What Counts as Cash on the 8300 Form?

When talking about cash, the IRS doesn’t just mean American dollars. The IRS also considers foreign currency as cash. 

Besides foreign currency, cash on 8300 form can also refer to bank drafts, cashier's checks, money orders, and traveler's checks worth $10,000 or less if it seems that the client is trying to avoid reporting the transaction.  

For example, let's say a client purchases machinery worth $14,000 from your construction company. They then pay with two cashier's checks worth $7,000 each. There’s a chance the client may be avoiding the watchful eyes of the IRS since banks report to the IRS whenever they issue a cashier’s check, money order, or bank draft worth $10,000 or more. 

Conversely, cash doesn't include a personal check from someone's bank account.

Requirements for Filling Out Form 8300

Here’s the information you need to fill a Form 8300. 

IRS Form 8300 Part I and II.

Part I—Identity of the individual from whom the cash was received:

Part II—Person on whose behalf this transaction was conducted:

Check box 15 if there is more than one party, and fill in information for other parties in the “Multiple Parties” section. 

IRS Form 8300 Part III and IV.

Part III—Description of transaction and method of payment:

Part IV—Business that received cash:

If you’re filling out the form for your business, your details will go in Part IV. If the cash transactions involve more than one party, you have to fill in the applicable fields on page 2 under “Multiple Parties.”   

Multiple Parties Form 8300

How Do You File Form 8300?

Once you complete Form 8300, you can submit it in two ways—electronically through the Financial Crimes Enforcement Network (FinCEN) or via mail. 

To submit online, use FinCEN's Bank Secrecy Act (BSA) E-Filing System by googling FinCEN Form 8300 or accessing the BSA E-Filing System directly. You'll receive an electronic acknowledgment of each submission.

If you choose to file Form 8300 by mail, send the form to the IRS at the following address: 

Internal Revenue Service

Computing Center

P.O. Box 32621

Detroit, MI 48232

You must also send a written statement to every payer you completed Form 8300 for during the year. You must send those statements on or before January 31 of the following year. The statement must include the:

Also, remember that besides filing Form 8300, the IRS requires you to file your annual tax returns—whether you’re self-employed, a small business, a corporation, or a partnership.

What Are the Penalties if You Don’t Submit Form 8300?

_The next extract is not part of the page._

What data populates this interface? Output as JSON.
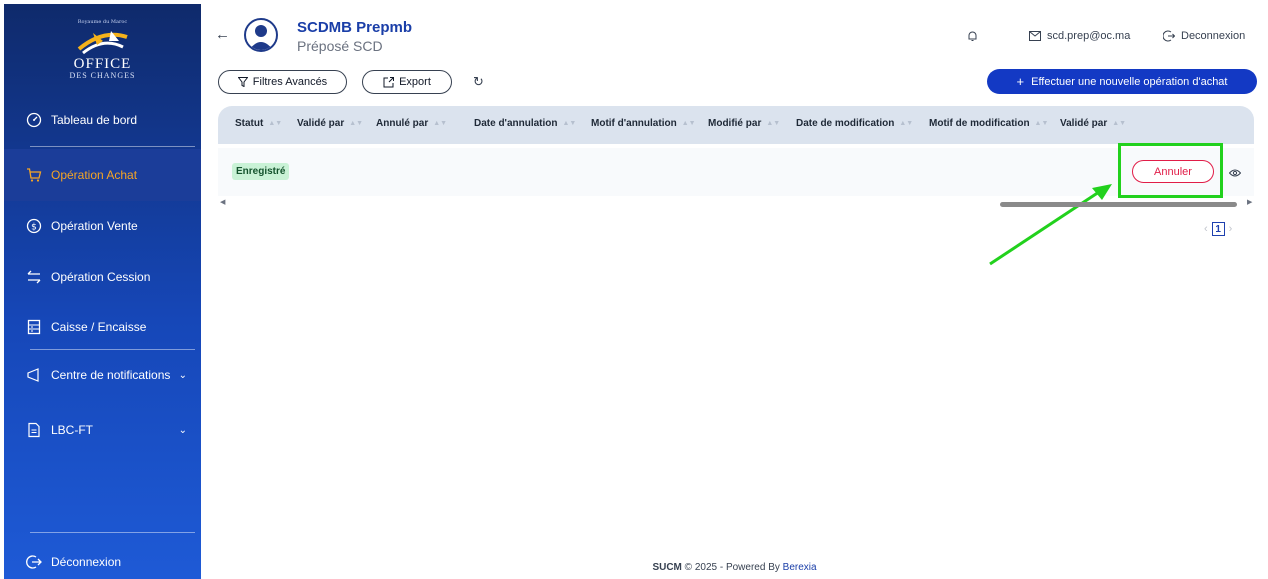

If you fail to comply with Form 8300 reporting requirements, the IRS fines you $290 per return, up to a maximum of $3,532,500 per calendar year. Those penalties are adjusted annually for inflation, and are set to rise to $310 per form, up to a maximum of $3,783,000 per year for 2023.

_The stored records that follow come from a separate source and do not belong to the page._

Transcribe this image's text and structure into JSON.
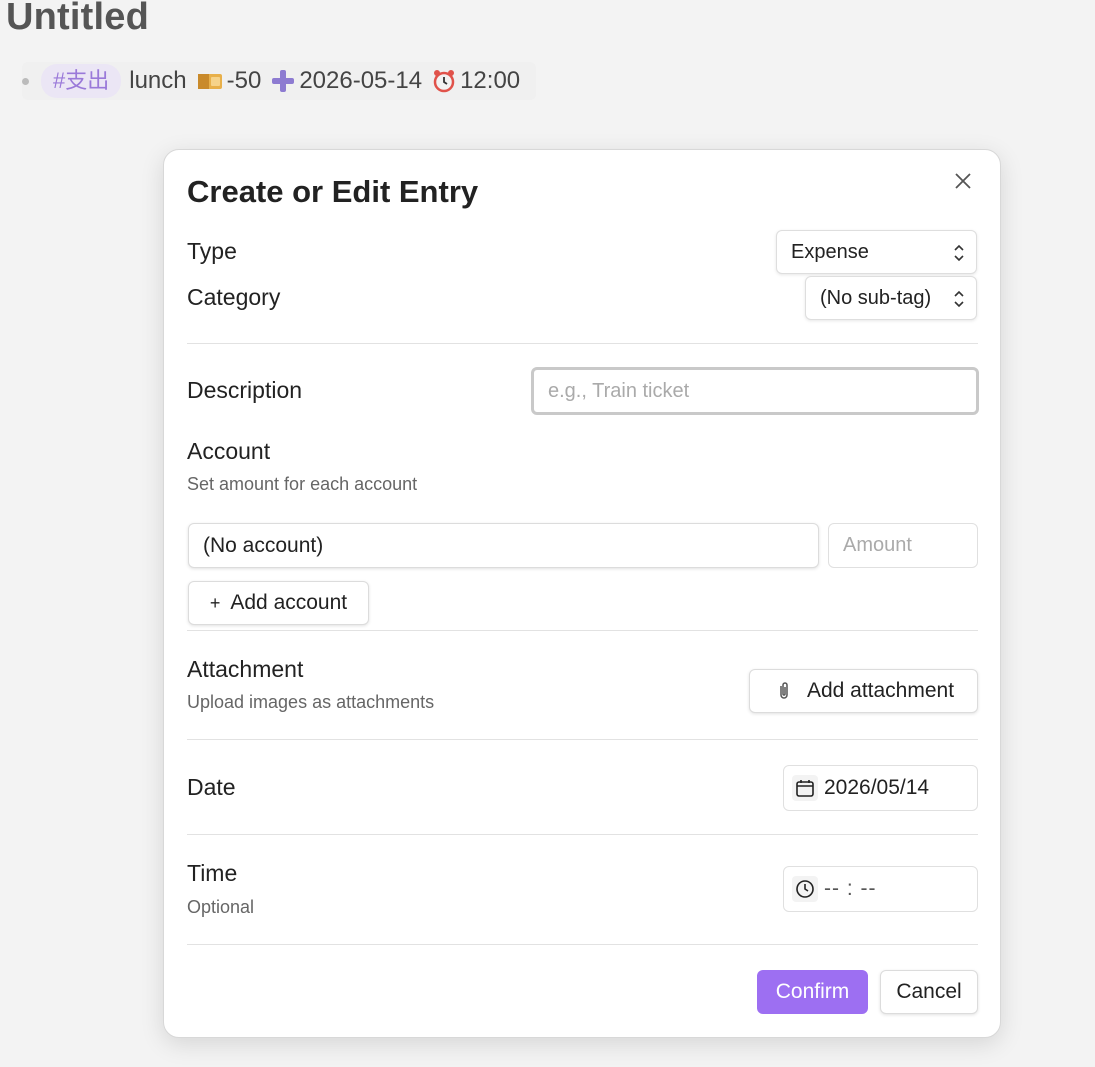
{
  "page": {
    "title": "Untitled",
    "entry": {
      "tag": "#支出",
      "description": "lunch",
      "amount": "-50",
      "date": "2026-05-14",
      "time": "12:00",
      "icons": [
        "wallet-icon",
        "plus-cross-icon",
        "alarm-clock-icon"
      ]
    }
  },
  "modal": {
    "title": "Create or Edit Entry",
    "type": {
      "label": "Type",
      "value": "Expense"
    },
    "category": {
      "label": "Category",
      "value": "(No sub-tag)"
    },
    "description": {
      "label": "Description",
      "placeholder": "e.g., Train ticket"
    },
    "account": {
      "label": "Account",
      "hint": "Set amount for each account",
      "selected": "(No account)",
      "amount_placeholder": "Amount",
      "add_label": "Add account"
    },
    "attachment": {
      "label": "Attachment",
      "hint": "Upload images as attachments",
      "button_label": "Add attachment"
    },
    "date": {
      "label": "Date",
      "value": "2026/05/14"
    },
    "time": {
      "label": "Time",
      "hint": "Optional",
      "value": "-- : --"
    },
    "confirm_label": "Confirm",
    "cancel_label": "Cancel"
  },
  "colors": {
    "accent": "#9d6ff2",
    "tag_bg": "#ebe6f5",
    "tag_text": "#9a79d9"
  }
}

Willful violators risk criminal penalties, including a fine of up to $25,000 ($100,000 for corporations) and a prison sentence of up to five years plus the prosecution costs. Anyone who knowingly files Form 8300 with incorrect information can face fines of up to $100,000 ($500,000 for corporations) and up to three years of imprisonment, plus prosecution costs.

So, it's better to file your Form 8300, be truthful, and comply with the law.

You should also keep records of the other forms you’ve filed and when you filed them. These include:

The Bottom Line: Submit Form 8300 ASAP!

There you have it. If your company typically handles huge cash transactions, you need to familiarize yourself with Form 8300.

The good news is that we’ve shared everything there is to know about Form 8300. So, if you happen to receive $10,000 in cash, you'll know exactly what you need to do to comply with the law: Report it right away via Form 8300. 

Thank you! Your submission has been received!
Oops! Something went wrong while submitting the form.